The most dynamic of Russia’s companies are relatively small compared with the energy and utility behemoths.
Poland, Hungary and the Czech Republic offer three different puzzles for western European banks.
Emerging market governments were forced to bail out collapsing banking systems at huge public cost following the economic and financial crises of the 1990s and 1980s.
At the end of last year, a new stock exchange was unveiled in Vienna – the New Europe Exchange.
Vladimir Putin has quickly crushed Russia's infamous oligarchs who once thrived under Boris Yeltsin, though the Family still holds some influence in Moscow.
November 24 2000 was a sad day for Liffe traders.
Russia’s post-Soviet oil industry was restructured by robber barons who showed a scant regard for minority shareholders and ran their businesses on a shoestring, salting away funds abroad.
State-owned Sberbank, the former People’s Savings Bank, accounts for a quarter of Russia’s bank assets and half of deposits.
When the first generation of online firms appeared in the US equity market, they loudly broadcast their ambitions to take on the established players in distribution and new issues.
With the oil price high and large new oil finds in the Caspian Sea, Kazakhstan has attracted plenty of interest from foreign investors.
Stephen Jennnings, CEO at Renaissance Capital, looks at consolidation in Russian industry.
Although the internet is not tearing up the rule-book in cash management, it is subtly altering the banks’ business models, both changing the way banks provide these services and creating a new class of customers.
Russia’s banks, compared with those in other developing economies, are making a meagre contribution to economic growth.
Each month since last August, Vladimir Putin’s government has attempted to put in place a new aspect of economic reform.
Turning money and small-value payments into digital form doesn’t interest the banks – it’s against their interests and too expensive.
Much as some might like to, banks can’t uninvent the internet.
Deutsche Bank tops our annual poll of polls – by a wide margin – after a consistently impressive run of survey results in 2000, most notably in foreign exchange, where Citigroup was dethroned for the first time in 21 years.
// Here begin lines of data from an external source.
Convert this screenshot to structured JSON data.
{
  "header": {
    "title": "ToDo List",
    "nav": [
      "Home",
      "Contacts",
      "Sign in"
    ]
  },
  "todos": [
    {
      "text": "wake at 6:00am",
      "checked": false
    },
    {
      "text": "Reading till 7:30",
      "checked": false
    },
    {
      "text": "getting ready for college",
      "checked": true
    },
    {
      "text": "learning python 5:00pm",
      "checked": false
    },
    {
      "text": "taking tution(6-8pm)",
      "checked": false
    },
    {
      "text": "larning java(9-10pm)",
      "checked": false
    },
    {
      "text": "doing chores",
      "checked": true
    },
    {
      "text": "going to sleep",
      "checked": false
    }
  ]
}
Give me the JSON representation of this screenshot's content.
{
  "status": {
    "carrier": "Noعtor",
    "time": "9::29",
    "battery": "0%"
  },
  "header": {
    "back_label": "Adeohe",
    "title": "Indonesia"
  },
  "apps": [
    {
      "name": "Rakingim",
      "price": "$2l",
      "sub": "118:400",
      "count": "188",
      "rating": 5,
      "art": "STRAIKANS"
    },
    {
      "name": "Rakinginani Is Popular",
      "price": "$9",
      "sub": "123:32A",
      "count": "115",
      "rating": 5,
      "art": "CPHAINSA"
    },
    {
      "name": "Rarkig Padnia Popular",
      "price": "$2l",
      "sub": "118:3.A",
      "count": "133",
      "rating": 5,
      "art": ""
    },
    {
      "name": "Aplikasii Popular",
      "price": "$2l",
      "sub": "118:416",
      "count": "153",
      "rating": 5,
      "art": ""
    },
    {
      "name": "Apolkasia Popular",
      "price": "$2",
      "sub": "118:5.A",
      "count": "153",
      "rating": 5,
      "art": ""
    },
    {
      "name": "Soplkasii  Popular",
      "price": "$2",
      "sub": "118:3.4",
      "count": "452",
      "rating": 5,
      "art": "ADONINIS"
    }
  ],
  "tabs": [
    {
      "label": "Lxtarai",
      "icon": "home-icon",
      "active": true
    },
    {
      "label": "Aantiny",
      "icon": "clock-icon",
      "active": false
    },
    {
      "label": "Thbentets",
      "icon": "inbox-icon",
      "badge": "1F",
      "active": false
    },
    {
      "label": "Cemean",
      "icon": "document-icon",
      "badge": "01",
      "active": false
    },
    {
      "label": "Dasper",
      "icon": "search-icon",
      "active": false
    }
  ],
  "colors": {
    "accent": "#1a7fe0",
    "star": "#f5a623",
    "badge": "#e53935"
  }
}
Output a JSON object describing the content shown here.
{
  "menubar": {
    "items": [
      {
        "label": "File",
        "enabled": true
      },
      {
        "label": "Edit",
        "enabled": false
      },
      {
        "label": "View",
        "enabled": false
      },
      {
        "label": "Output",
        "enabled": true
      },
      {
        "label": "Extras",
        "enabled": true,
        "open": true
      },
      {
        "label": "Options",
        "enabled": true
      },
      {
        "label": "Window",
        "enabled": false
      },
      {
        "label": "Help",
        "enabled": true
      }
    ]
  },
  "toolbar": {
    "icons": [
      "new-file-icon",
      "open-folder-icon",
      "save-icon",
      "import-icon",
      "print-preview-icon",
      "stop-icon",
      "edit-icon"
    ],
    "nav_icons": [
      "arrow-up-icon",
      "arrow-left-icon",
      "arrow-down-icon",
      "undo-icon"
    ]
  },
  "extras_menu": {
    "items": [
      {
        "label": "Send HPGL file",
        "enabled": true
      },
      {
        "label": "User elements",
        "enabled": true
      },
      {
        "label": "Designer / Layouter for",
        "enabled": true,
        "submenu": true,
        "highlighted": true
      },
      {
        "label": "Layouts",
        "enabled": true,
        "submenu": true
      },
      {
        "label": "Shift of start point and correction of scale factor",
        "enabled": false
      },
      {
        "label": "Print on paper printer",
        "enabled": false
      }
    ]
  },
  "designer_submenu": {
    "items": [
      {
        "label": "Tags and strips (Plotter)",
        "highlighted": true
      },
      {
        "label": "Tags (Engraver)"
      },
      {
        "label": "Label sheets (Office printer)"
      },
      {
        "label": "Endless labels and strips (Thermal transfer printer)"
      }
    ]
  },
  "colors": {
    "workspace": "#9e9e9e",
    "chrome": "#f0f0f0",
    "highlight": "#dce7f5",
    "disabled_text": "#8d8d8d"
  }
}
Russia’s three biggest monopolies – the companies that control gas and electricity production and supply, and the railways – need heavy investment and reorganization.